Identifier (URI):http://catalog.paradisec.org.au/repository/MW6/035
Tok Pisin
Language (ISO639):ksd
Rights:Open (subject to agreeing to PDSC access conditions)
Subject:Kuanua language
Tok Pisin language
Subject (ISO639):ksd
Subject (OLAC):language_documentation
Table Of Contents (URI):http://catalog.paradisec.org.au/repository/MW6/035/MW6-035-A.wav
Type (DCMI):Sound


Archive:  Pacific And Regional Archive for Digital Sources in Endangered Cultures (PARADISEC)
Description:  http://www.language-archives.org/archive/paradisec.org.au
GetRecord:  OAI-PMH request for OLAC format
GetRecord:  Pre-generated XML file

OAI Info

OaiIdentifier:  oai:paradisec.org.au:MW6-035
DateStamp:  2022-12-09
GetRecord:  OAI-PMH request for simple DC format

Search Info

Citation: Michael Webb (compiler); Steven Gagau (data_inputter); Michael Webb (interviewer); Eliap ToBilitaria (speaker). 1993. Pacific And Regional Archive for Digital Sources in Endangered Cultures (PARADISEC).
Terms: area_Pacific country_PG dcmi_Sound iso639_ksd iso639_tpi olac_historical_linguistics olac_language_documentation
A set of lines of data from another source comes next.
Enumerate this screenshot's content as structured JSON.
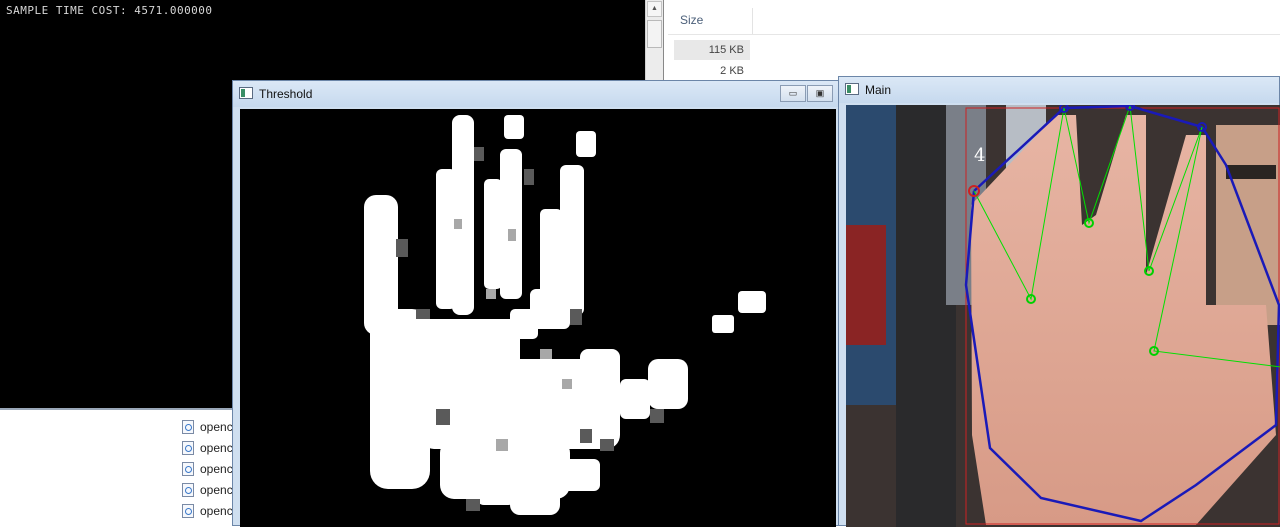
{
  "explorer": {
    "size_header": "Size",
    "sizes": [
      "115 KB",
      "2 KB"
    ],
    "files": [
      "openc",
      "openc",
      "openc",
      "openc",
      "openc"
    ]
  },
  "console": {
    "output_text": "SAMPLE TIME COST: 4571.000000",
    "scroll_up": "▲"
  },
  "threshold_window": {
    "title": "Threshold",
    "minimize": "▭",
    "restore": "▣"
  },
  "main_window": {
    "title": "Main",
    "finger_count": "4"
  },
  "colors": {
    "hull": "#1a1ab8",
    "defects": "#00e000",
    "roi": "#cc2222"
  }
}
Inferred Metadata

Country: Papua New Guinea
Area: Pacific

Up-to-date as of: Fri Sep 29 2:09:28 EDT 2023